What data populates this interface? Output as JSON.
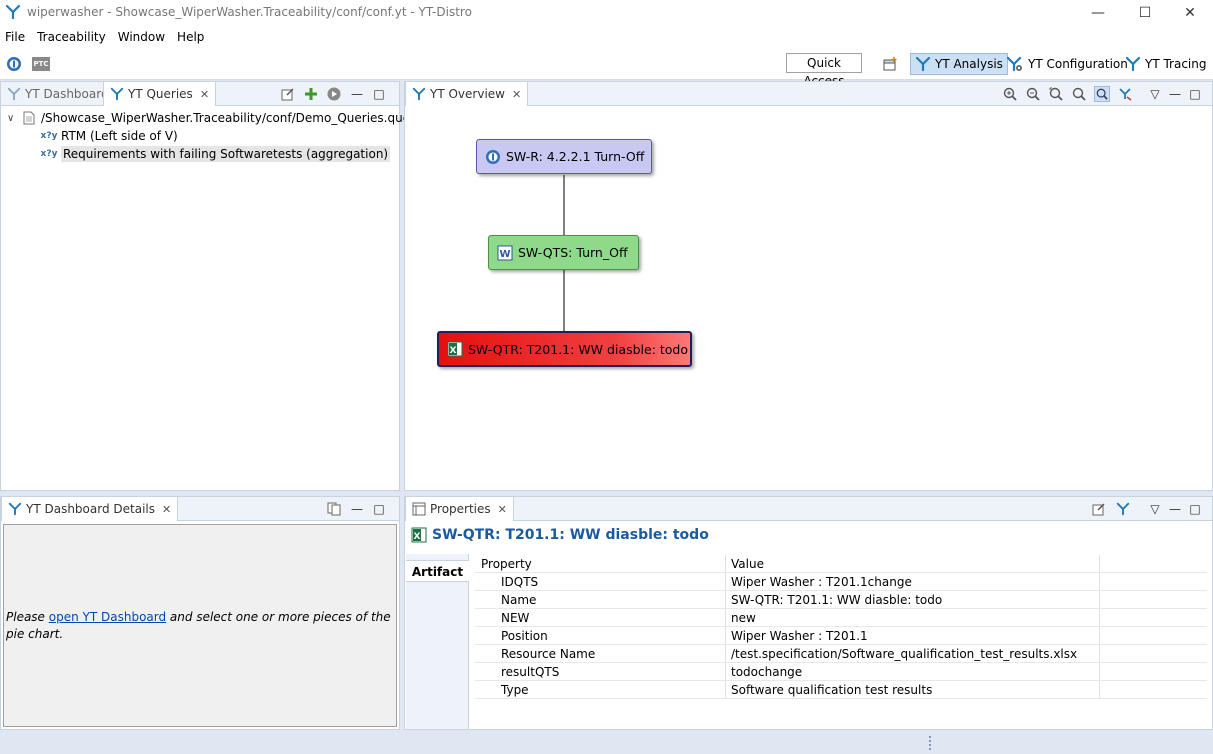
{
  "window": {
    "title": "wiperwasher - Showcase_WiperWasher.Traceability/conf/conf.yt - YT-Distro"
  },
  "menu": [
    "File",
    "Traceability",
    "Window",
    "Help"
  ],
  "toolbar": {
    "ptc_label": "PTC",
    "quick_access": "Quick Access",
    "perspectives": [
      {
        "label": "YT Analysis",
        "active": true
      },
      {
        "label": "YT Configuration",
        "active": false
      },
      {
        "label": "YT Tracing",
        "active": false
      }
    ]
  },
  "left_panel": {
    "tabs": [
      {
        "label": "YT Dashboard",
        "active": false
      },
      {
        "label": "YT Queries",
        "active": true
      }
    ],
    "tree": {
      "root": "/Showcase_WiperWasher.Traceability/conf/Demo_Queries.query",
      "children": [
        {
          "label": "RTM (Left side of V)",
          "selected": false
        },
        {
          "label": "Requirements with failing Softwaretests (aggregation)",
          "selected": true
        }
      ]
    }
  },
  "overview": {
    "tab": "YT Overview",
    "nodes": [
      {
        "label": "SW-R: 4.2.2.1 Turn-Off",
        "color": "#c9c8f2",
        "border": "#5a5aa0"
      },
      {
        "label": "SW-QTS: Turn_Off",
        "color": "#8ed98a",
        "border": "#4f8f4a"
      },
      {
        "label": "SW-QTR: T201.1: WW diasble: todo",
        "color": "#ee1c1c",
        "border": "#1e1e60"
      }
    ]
  },
  "details": {
    "tab": "YT Dashboard Details",
    "text_before": "Please ",
    "link": "open YT Dashboard",
    "text_after": " and select one or more pieces of the pie chart."
  },
  "properties": {
    "tab": "Properties",
    "title": "SW-QTR: T201.1: WW diasble: todo",
    "side_tab": "Artifact",
    "columns": [
      "Property",
      "Value"
    ],
    "rows": [
      {
        "key": "IDQTS",
        "value": "Wiper Washer : T201.1change"
      },
      {
        "key": "Name",
        "value": "SW-QTR: T201.1: WW diasble: todo"
      },
      {
        "key": "NEW",
        "value": "new"
      },
      {
        "key": "Position",
        "value": "Wiper Washer : T201.1"
      },
      {
        "key": "Resource Name",
        "value": "/test.specification/Software_qualification_test_results.xlsx"
      },
      {
        "key": "resultQTS",
        "value": "todochange"
      },
      {
        "key": "Type",
        "value": "Software qualification test results"
      }
    ]
  }
}
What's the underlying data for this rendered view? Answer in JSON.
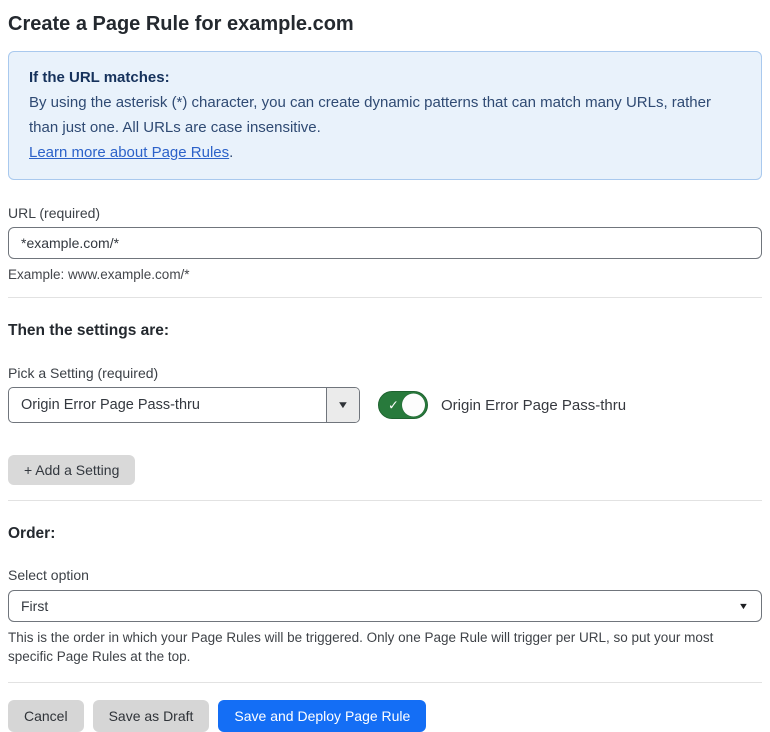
{
  "page": {
    "title": "Create a Page Rule for example.com"
  },
  "info_box": {
    "heading": "If the URL matches:",
    "body": "By using the asterisk (*) character, you can create dynamic patterns that can match many URLs, rather than just one. All URLs are case insensitive.",
    "link": "Learn more about Page Rules",
    "link_suffix": "."
  },
  "url_field": {
    "label": "URL (required)",
    "value": "*example.com/*",
    "helper": "Example: www.example.com/*"
  },
  "settings_section": {
    "heading": "Then the settings are:",
    "setting_label": "Pick a Setting (required)",
    "setting_value": "Origin Error Page Pass-thru",
    "toggle_state": "on",
    "toggle_check": "✓",
    "toggle_label": "Origin Error Page Pass-thru",
    "add_button": "+ Add a Setting"
  },
  "order_section": {
    "heading": "Order:",
    "select_label": "Select option",
    "select_value": "First",
    "helper": "This is the order in which your Page Rules will be triggered. Only one Page Rule will trigger per URL, so put your most specific Page Rules at the top."
  },
  "footer": {
    "cancel": "Cancel",
    "save_draft": "Save as Draft",
    "save_deploy": "Save and Deploy Page Rule"
  },
  "icons": {
    "dropdown_arrow": "▼",
    "select_arrow": "▼"
  },
  "colors": {
    "accent_blue": "#146ef5",
    "toggle_green": "#287a3c",
    "info_bg": "#e9f2fb",
    "info_border": "#a9c9ee",
    "link_blue": "#2c62c9"
  }
}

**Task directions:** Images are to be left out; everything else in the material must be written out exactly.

**Solved problem:**
What data populates this interface? Output as JSON.
{
  "window": {
    "title": "wiperwasher - Showcase_WiperWasher.Traceability/conf/conf.yt - YT-Distro"
  },
  "menu": [
    "File",
    "Traceability",
    "Window",
    "Help"
  ],
  "toolbar": {
    "ptc_label": "PTC",
    "quick_access": "Quick Access",
    "perspectives": [
      {
        "label": "YT Analysis",
        "active": true
      },
      {
        "label": "YT Configuration",
        "active": false
      },
      {
        "label": "YT Tracing",
        "active": false
      }
    ]
  },
  "left_panel": {
    "tabs": [
      {
        "label": "YT Dashboard",
        "active": false
      },
      {
        "label": "YT Queries",
        "active": true
      }
    ],
    "tree": {
      "root": "/Showcase_WiperWasher.Traceability/conf/Demo_Queries.query",
      "children": [
        {
          "label": "RTM (Left side of V)",
          "selected": false
        },
        {
          "label": "Requirements with failing Softwaretests (aggregation)",
          "selected": true
        }
      ]
    }
  },
  "overview": {
    "tab": "YT Overview",
    "nodes": [
      {
        "label": "SW-R: 4.2.2.1 Turn-Off",
        "color": "#c9c8f2",
        "border": "#5a5aa0"
      },
      {
        "label": "SW-QTS: Turn_Off",
        "color": "#8ed98a",
        "border": "#4f8f4a"
      },
      {
        "label": "SW-QTR: T201.1: WW diasble: todo",
        "color": "#ee1c1c",
        "border": "#1e1e60"
      }
    ]
  },
  "details": {
    "tab": "YT Dashboard Details",
    "text_before": "Please ",
    "link": "open YT Dashboard",
    "text_after": " and select one or more pieces of the pie chart."
  },
  "properties": {
    "tab": "Properties",
    "title": "SW-QTR: T201.1: WW diasble: todo",
    "side_tab": "Artifact",
    "columns": [
      "Property",
      "Value"
    ],
    "rows": [
      {
        "key": "IDQTS",
        "value": "Wiper Washer : T201.1change"
      },
      {
        "key": "Name",
        "value": "SW-QTR: T201.1: WW diasble: todo"
      },
      {
        "key": "NEW",
        "value": "new"
      },
      {
        "key": "Position",
        "value": "Wiper Washer : T201.1"
      },
      {
        "key": "Resource Name",
        "value": "/test.specification/Software_qualification_test_results.xlsx"
      },
      {
        "key": "resultQTS",
        "value": "todochange"
      },
      {
        "key": "Type",
        "value": "Software qualification test results"
      }
    ]
  }
}
What's the underlying data for this rendered view? Answer in JSON.
{
  "page": {
    "title": "Create a Page Rule for example.com"
  },
  "info_box": {
    "heading": "If the URL matches:",
    "body": "By using the asterisk (*) character, you can create dynamic patterns that can match many URLs, rather than just one. All URLs are case insensitive.",
    "link": "Learn more about Page Rules",
    "link_suffix": "."
  },
  "url_field": {
    "label": "URL (required)",
    "value": "*example.com/*",
    "helper": "Example: www.example.com/*"
  },
  "settings_section": {
    "heading": "Then the settings are:",
    "setting_label": "Pick a Setting (required)",
    "setting_value": "Origin Error Page Pass-thru",
    "toggle_state": "on",
    "toggle_check": "✓",
    "toggle_label": "Origin Error Page Pass-thru",
    "add_button": "+ Add a Setting"
  },
  "order_section": {
    "heading": "Order:",
    "select_label": "Select option",
    "select_value": "First",
    "helper": "This is the order in which your Page Rules will be triggered. Only one Page Rule will trigger per URL, so put your most specific Page Rules at the top."
  },
  "footer": {
    "cancel": "Cancel",
    "save_draft": "Save as Draft",
    "save_deploy": "Save and Deploy Page Rule"
  },
  "icons": {
    "dropdown_arrow": "▼",
    "select_arrow": "▼"
  },
  "colors": {
    "accent_blue": "#146ef5",
    "toggle_green": "#287a3c",
    "info_bg": "#e9f2fb",
    "info_border": "#a9c9ee",
    "link_blue": "#2c62c9"
  }
}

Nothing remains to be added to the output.